Consider the entries given below. Count the lines that include "Phone" and give only the count.

* Raw data *
★ ★ ★ ★ ★ ★ ★

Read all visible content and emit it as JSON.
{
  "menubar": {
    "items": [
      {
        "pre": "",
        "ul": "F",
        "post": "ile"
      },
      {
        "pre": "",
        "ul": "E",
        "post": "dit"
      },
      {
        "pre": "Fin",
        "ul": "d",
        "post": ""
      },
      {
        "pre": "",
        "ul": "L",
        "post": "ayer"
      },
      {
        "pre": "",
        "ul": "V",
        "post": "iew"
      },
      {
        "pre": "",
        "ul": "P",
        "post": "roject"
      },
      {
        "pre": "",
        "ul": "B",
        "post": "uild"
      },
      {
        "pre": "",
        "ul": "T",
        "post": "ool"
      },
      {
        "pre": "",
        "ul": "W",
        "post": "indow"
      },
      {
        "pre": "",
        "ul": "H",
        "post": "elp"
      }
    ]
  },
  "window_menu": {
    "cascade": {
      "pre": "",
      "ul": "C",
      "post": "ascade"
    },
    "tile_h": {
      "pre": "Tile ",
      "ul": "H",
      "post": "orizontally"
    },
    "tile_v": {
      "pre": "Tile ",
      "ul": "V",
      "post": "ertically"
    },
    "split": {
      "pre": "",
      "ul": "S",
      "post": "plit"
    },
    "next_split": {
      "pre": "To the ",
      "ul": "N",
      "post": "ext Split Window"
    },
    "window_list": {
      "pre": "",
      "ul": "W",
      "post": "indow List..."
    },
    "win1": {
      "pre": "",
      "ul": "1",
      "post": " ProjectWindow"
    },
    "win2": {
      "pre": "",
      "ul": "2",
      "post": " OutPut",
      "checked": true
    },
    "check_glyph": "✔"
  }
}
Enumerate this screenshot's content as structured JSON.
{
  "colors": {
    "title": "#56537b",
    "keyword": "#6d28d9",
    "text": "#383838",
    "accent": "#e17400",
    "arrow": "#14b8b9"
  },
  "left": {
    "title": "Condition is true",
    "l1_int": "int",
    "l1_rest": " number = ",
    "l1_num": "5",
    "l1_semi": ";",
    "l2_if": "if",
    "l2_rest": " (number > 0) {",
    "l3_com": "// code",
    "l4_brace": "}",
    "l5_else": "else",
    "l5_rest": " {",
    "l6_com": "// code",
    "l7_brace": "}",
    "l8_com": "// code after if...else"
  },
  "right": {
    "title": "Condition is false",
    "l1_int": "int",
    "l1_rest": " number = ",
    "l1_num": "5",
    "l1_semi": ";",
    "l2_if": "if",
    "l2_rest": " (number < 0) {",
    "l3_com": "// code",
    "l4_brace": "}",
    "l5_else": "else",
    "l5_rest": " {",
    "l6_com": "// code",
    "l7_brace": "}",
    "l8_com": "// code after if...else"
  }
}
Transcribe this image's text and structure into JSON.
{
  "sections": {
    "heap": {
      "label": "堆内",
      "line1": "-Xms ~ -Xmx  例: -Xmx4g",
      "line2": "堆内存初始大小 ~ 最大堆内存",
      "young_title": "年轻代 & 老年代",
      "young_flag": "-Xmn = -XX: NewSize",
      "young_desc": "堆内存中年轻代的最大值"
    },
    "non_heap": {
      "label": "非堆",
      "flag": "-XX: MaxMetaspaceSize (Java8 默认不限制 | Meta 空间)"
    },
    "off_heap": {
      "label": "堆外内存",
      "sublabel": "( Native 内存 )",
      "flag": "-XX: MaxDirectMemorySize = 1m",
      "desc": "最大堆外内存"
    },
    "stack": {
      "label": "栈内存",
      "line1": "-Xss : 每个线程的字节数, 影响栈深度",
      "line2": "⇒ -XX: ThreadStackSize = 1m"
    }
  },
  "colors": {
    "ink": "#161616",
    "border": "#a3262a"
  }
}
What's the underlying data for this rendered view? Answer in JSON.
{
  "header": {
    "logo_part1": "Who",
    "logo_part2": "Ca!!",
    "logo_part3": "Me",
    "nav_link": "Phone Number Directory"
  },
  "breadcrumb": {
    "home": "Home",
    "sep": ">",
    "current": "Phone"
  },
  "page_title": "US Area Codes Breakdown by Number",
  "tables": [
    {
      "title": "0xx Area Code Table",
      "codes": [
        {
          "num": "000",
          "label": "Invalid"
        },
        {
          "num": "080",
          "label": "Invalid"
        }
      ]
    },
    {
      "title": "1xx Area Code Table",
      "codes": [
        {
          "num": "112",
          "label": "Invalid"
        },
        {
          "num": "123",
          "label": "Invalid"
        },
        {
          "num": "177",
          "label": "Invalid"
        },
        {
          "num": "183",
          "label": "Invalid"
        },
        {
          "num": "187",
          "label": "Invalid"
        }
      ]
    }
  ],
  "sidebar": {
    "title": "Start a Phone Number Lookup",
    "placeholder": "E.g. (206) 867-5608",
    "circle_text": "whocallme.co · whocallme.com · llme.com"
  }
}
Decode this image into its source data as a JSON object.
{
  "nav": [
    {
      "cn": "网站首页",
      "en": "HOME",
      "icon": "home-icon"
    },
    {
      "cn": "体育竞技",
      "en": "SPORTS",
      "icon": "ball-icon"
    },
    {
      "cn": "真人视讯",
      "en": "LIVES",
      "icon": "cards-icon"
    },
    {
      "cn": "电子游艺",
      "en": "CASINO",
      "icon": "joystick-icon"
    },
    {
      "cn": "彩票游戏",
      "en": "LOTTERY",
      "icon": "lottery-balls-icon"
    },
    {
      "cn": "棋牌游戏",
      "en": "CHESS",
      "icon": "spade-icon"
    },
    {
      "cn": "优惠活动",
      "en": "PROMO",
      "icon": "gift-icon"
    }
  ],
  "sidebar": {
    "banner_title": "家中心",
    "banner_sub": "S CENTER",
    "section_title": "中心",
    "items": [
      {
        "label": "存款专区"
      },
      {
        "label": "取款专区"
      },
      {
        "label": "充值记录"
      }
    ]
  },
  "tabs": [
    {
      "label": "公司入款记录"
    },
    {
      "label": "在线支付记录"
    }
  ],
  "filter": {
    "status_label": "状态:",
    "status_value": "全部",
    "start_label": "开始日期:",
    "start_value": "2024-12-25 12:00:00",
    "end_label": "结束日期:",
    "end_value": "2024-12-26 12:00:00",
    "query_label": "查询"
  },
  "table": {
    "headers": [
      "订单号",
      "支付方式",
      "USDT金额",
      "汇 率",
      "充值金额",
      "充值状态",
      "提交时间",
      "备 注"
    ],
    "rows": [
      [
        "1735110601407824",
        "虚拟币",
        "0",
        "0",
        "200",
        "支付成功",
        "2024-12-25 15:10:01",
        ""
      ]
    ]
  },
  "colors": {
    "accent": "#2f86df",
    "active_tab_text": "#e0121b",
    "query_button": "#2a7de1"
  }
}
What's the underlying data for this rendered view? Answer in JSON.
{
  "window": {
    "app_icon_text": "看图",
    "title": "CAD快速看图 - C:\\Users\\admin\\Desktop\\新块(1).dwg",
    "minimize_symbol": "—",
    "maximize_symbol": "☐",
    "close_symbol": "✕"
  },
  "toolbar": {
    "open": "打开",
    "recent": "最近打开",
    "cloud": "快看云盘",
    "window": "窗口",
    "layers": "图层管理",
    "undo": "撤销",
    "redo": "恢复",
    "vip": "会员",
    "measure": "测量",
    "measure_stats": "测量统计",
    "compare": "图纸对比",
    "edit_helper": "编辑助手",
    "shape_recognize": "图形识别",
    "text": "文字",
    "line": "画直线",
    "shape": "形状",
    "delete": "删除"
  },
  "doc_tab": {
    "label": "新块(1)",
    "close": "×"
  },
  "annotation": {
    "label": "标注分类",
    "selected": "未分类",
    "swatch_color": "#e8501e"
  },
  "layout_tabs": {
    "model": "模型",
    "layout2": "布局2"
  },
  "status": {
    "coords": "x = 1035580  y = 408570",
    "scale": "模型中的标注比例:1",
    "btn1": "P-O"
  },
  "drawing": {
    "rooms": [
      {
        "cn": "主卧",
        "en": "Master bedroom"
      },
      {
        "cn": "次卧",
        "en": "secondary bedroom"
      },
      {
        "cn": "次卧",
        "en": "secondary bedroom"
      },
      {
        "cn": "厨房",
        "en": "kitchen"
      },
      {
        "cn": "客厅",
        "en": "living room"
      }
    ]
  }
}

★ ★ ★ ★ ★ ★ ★

* Solved exercise *
3